Okay, so it seems that you’ve already heard of the latest increase in our fees. Of course, the management never bothered to officially inform us before we were handed our fee bills stating a 10% increase. One wonders what the ‘non-profit’ organization that we call TIP is trying to prove participating in the fee hike along with elitist (some call them top-ranking) universities of the city. Maybe, the institute wants to position itself in the minds of people as an elitist institution at par with the rest, or maybe not. So what, if the intake is of lower standards (as they call it). The fees sure isn’t! Now, one completely understands how the rising inflation is affecting everyone, including organizations and their spending. But why do you forget that it is affecting the individual even more. Sure, the campus maintenance supposedly costs a lot, but we haven’t been seeing a lot of any of that lately, considering how sunken tiles on our walkways and the broken drier in the washroom hasn’t been fixed in a very long time and the hostel remains in a sorry state at all times.

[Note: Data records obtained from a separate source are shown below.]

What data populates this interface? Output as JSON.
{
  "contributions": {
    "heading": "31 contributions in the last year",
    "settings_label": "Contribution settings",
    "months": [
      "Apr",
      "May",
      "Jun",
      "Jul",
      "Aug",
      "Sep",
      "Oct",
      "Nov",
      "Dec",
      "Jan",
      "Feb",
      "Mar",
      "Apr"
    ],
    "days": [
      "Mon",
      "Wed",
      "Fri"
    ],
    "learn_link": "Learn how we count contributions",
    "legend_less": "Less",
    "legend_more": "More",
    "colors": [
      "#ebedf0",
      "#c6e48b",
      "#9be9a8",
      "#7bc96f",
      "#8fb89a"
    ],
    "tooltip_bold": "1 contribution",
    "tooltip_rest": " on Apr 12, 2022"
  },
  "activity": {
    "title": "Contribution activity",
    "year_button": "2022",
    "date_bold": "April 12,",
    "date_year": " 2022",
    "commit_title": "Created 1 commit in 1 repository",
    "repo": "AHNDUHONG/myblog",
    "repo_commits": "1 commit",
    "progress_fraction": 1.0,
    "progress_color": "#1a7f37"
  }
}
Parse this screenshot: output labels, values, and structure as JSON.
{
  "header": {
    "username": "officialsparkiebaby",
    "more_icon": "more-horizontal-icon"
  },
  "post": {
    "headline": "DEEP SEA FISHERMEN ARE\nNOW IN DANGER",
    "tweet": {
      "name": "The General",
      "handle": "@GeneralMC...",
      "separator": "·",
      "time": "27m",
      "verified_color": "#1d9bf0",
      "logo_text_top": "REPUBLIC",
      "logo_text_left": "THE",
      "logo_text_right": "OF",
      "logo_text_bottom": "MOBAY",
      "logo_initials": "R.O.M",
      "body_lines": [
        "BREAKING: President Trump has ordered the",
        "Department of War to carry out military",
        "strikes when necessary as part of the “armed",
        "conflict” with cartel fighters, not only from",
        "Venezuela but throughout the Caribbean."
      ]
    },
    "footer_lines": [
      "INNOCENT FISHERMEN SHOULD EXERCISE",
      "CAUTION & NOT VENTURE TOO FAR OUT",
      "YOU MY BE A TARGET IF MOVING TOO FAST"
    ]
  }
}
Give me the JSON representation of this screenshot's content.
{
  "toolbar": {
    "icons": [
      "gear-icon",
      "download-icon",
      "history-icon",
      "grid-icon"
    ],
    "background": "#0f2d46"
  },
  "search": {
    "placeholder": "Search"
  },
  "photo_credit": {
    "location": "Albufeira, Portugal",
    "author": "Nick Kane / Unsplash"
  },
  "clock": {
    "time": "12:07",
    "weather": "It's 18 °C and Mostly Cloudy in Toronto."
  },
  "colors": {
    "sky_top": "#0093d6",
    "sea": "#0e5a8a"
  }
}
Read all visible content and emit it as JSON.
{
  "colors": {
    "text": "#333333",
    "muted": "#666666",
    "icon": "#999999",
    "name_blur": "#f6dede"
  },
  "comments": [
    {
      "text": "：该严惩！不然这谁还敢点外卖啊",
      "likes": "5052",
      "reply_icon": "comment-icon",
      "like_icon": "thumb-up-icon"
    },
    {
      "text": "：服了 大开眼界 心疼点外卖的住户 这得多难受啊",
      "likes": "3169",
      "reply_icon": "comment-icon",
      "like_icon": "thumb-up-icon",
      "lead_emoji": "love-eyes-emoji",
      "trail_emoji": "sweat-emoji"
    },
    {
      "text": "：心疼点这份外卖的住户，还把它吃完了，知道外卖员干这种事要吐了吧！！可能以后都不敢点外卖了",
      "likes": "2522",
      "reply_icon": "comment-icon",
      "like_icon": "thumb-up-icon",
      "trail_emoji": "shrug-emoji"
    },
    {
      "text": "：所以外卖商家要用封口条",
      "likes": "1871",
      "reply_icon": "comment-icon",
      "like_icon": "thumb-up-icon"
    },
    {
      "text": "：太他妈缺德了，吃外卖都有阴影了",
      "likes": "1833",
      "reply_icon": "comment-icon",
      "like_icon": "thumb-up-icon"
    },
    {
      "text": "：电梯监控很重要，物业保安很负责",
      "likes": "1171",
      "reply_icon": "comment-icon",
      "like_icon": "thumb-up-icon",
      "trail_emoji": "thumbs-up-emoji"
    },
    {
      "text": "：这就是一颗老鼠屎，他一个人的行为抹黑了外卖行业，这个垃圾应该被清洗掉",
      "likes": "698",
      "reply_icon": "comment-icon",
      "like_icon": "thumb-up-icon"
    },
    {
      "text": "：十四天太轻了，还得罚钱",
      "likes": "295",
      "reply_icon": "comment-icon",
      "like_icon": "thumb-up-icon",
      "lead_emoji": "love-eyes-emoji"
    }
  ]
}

Having said all this, only the tip of the iceberg has been tipped yet and the writer does not wish to attract the management’s wrath entirely towards himself, but to deliver the voice of the masses to the top. They say that TIP is the most democratic institution in the country. Well it seems they’re wrong. Had it been so, we would have seen the students unite and protest against these injustices instead of whispering against them against them away from the ears of those capable of reversing their problems. Are they afraid they’ll get expelled? Heck, no, that cant happen! TIP’s trying to increase its revenues, not kill them. Now back to the core issue. Surely there must be ways to tackle the problem without directing it towards the people who help it survive? You want to bring down costs, involve management people in your decision making instead of relying solely on textile bigwigs. Look what they’ve done to the industry, you don’t want the same to happen to TIP. There are so many ways to bring down costs. For example, turning off the faculty air conditioning can greatly bring down TIP’s expenses. I promise you, the faculty will survive. The students do too. Even those who are not destined to work on the floors, quoting the irrational example given all the time. Lets all learn to survive in times of adversity together and get rid of the darned VIP culture. Furthermore, why let the student strength remain irrationally low? Enroll more students! Saturation in the job market, you say? Well, even lots of faculty members, as they say, have been suggesting since ages to add more disciplines such as fashion design and masters degrees. There’s even potential to start an architecture program with special focus on textile architecture. You try, the solutions will come. But it will all start once the high ups learn to come out of their shells of self importance, learn to trust others and make use of valuable services provided by qualified solution providers in management, marketing, finance and even textiles. One cannot accept that the entire faculty, which supposedly consists of qualified masterminds of their subjects cannot be trusted, put to positive use and removed from their under-utilization to help alleviate TIP’s miseries. Many institutes such as IBA ensure that the students have to pay a fixed amount of semester fees throughout their 8 semesters and increments arising from inflation are for the new batches. Why something more sensible be applied here as well? After all, we like to compare, don’t we?